I’ve been out of town weekend after weekend lately and only painting on Monday nights, so since Cookie I haven’t any finished paintings to post. However, in accordance with my plan to learn the art of landscape paintings, I have been out looking for subjects. I’ve wanted to paint saunas for some time and remembered that my cousin has a “kalamokki” in Minnesota. I was up there this past weekend and photographed it. (For those of you who can read Finnish — incidentally, that o is supposed to have an umlaut above it — there’s a joke in it.)
Here is an example of a sauna painting by Russian impressionist painter, Alexei Trachev. He and his brother, Sergei, gained the opportunity to become artists under the Soviet system of collective farms and factories and schools, an opportunity they would unlikely have had under the Czarist system. The Soviet philosophy was a double-edged sword though. On the one hand, they were able to educate themselves as artists; on the other hand, Russian artists were discouraged from painting in the (Western European) Impressionist style, considered decadent. Subject wise, they were expected to laud the Revolution by depicting triumphant industrialization and the equality of the people.
I’ve seen quite a few of these Soviet era paintings, and I can’t say I’m entirely repelled by their propaganidistic intent. Some of them seem plastic and uninteresting, but in many, the personalities of the artists and the subjects still come through. They are portraits of a people living through an era of enormous transformation, learning new skills, but retaining their character, family ties and regional flavor.

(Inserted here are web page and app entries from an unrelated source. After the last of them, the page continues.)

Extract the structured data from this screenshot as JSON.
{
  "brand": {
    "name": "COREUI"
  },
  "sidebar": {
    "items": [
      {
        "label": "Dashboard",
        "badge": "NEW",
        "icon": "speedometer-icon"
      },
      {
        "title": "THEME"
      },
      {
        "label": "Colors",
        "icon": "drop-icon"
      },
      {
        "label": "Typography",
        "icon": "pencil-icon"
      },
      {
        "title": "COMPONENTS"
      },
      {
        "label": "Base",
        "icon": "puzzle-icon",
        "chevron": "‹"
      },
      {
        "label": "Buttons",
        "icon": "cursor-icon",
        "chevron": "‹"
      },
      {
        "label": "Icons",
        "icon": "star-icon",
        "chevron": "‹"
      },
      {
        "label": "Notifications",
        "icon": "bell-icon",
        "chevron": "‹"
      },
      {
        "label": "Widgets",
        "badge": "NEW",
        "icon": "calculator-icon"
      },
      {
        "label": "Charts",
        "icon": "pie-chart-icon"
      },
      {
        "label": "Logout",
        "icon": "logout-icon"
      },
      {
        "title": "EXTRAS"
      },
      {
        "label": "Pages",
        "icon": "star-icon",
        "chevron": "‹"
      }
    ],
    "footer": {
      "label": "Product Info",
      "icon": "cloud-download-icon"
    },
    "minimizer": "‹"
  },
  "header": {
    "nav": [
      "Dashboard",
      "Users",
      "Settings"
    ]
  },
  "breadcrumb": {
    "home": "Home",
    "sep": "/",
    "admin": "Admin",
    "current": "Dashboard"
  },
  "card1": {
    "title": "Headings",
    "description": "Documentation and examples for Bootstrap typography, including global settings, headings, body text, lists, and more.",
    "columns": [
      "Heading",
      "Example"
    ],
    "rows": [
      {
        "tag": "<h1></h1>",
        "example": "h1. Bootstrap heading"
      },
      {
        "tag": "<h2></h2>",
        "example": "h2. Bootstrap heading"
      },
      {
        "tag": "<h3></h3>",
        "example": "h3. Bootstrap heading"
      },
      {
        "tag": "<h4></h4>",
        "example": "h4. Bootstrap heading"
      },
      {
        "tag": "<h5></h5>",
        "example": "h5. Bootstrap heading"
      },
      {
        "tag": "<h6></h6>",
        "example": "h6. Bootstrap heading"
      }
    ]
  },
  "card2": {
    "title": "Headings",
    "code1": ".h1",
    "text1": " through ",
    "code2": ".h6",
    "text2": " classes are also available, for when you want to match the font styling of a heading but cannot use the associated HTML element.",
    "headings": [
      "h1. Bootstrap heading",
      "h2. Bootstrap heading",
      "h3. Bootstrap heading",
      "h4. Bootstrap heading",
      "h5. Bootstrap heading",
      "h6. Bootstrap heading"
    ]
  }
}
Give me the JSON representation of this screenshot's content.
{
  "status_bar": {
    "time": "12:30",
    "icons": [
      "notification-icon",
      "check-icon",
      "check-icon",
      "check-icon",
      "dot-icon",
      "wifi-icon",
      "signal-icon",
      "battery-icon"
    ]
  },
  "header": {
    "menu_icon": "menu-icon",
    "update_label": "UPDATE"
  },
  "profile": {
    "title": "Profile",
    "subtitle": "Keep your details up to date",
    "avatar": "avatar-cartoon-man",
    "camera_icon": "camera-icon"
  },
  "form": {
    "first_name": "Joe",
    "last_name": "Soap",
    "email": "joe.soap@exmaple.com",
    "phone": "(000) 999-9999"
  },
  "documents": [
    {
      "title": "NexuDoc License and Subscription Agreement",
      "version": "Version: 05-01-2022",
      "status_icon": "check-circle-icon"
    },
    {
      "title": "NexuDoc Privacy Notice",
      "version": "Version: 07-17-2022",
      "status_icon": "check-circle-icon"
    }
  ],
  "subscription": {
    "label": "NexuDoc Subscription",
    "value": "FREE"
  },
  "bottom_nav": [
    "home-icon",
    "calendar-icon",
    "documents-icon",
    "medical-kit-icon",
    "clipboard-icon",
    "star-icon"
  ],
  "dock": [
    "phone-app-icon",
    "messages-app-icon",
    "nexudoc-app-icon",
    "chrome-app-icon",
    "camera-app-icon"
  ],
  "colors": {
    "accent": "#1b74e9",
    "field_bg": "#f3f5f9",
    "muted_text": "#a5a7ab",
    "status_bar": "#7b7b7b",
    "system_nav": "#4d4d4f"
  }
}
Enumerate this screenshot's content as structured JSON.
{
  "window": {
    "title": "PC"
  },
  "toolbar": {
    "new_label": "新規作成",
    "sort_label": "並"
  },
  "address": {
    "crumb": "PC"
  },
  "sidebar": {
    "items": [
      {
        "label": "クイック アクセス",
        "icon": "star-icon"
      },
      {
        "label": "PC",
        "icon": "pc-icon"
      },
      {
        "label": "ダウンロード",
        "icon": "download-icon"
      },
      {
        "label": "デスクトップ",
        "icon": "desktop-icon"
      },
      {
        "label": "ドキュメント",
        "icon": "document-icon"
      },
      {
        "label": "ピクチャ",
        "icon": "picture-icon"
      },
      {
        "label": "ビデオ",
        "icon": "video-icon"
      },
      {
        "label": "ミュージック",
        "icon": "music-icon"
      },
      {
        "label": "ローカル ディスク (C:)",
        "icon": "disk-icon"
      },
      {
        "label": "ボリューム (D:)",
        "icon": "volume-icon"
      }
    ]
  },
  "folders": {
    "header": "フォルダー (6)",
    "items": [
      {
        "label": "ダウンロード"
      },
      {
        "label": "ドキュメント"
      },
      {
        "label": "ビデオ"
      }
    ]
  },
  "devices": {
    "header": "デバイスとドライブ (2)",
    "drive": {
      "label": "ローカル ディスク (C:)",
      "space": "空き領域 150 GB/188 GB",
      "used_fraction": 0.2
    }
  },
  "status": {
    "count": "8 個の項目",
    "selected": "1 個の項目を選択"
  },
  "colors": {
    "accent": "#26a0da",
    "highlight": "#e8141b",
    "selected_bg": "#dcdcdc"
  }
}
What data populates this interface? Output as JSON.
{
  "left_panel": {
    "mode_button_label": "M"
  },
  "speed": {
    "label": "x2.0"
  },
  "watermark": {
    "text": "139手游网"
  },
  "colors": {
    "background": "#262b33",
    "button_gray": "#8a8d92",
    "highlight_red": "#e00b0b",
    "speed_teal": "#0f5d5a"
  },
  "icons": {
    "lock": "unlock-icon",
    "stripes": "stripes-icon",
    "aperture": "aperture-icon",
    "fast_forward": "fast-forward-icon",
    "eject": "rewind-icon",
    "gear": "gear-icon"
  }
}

The Trachev brothers painted all the time. They painted their own families, their village life and traditions. These Russian impressionists and many others painted for themselves, for the love of it. They weren’t pursuing commerce; they were expressing themselves. I must write more about them in another blog entry.
Anyway, back to sauna paintings. Here is one by Akseli Gallen-Kallela. When a Finn paints a sauna, he’s painting the most conspicuous Finnish institution there is.
So, anyway, you get the idea. Gallen-Kallela’s isn’t a landscape painting, of course. Saunas are a great subject!
I was also recently lead to a stone bridge I’ve been looking for for several years. I saw it first when I was delivering my late-husband to a boat-landing where he was going to go ice-fishing. There was this gorgeous stone bridge, laden with fresh snow, with the mist from a dark stream rising below it. I immediately wanted to paint it. I hadn’t brought any painting equipment up to Eagle River though, just my skis, so it had to wait for a different time. After he died, I couldn’t find it. I’d gone out looking on my own a couple of times and always got lost — not an uncommon occurrence for me — until I began to think Kentuck Lake Road represented my personal Bermuda Triangle. A year later, I got serious and started a systematic search of the roads I thought it lay on, bringing friends, Josephine, Neal and Andrea, along for “safety” and the shared experience. On the first foray, my truck stopped working while we picknicked on the side of a forest road. We would have been stranded and camping for the night, as there wasn’t any cell service, except that Josephine flagged down the single passing vehicle we saw for hours, a forest ranger, and he used his walkie talkie to radio his office and give our location to the owner of a tow truck! Our second foray also produced no results. We’d exhausted all our hunches. I was beginning to think the bridge only reappeared once every hundred years, as Brigadoon did in the musical. Finally, Neal got a hot tip from an antiques dealer on Butternut Lake, and we were directed right to it. Sigh….It really does exist! Of course, it wasn’t anywhere near where I thought it was, but I’ve grown used to being invariably wrong when a sense of direction is wanted.
Last, I photographed the cabin my cousin Cheri’ husband, Jere, grew up in. I’ve painted it before during my first Plein Air Workshop in 2006, but hope to do a more inspiring job on my second attempt.
So there is plenty to work on!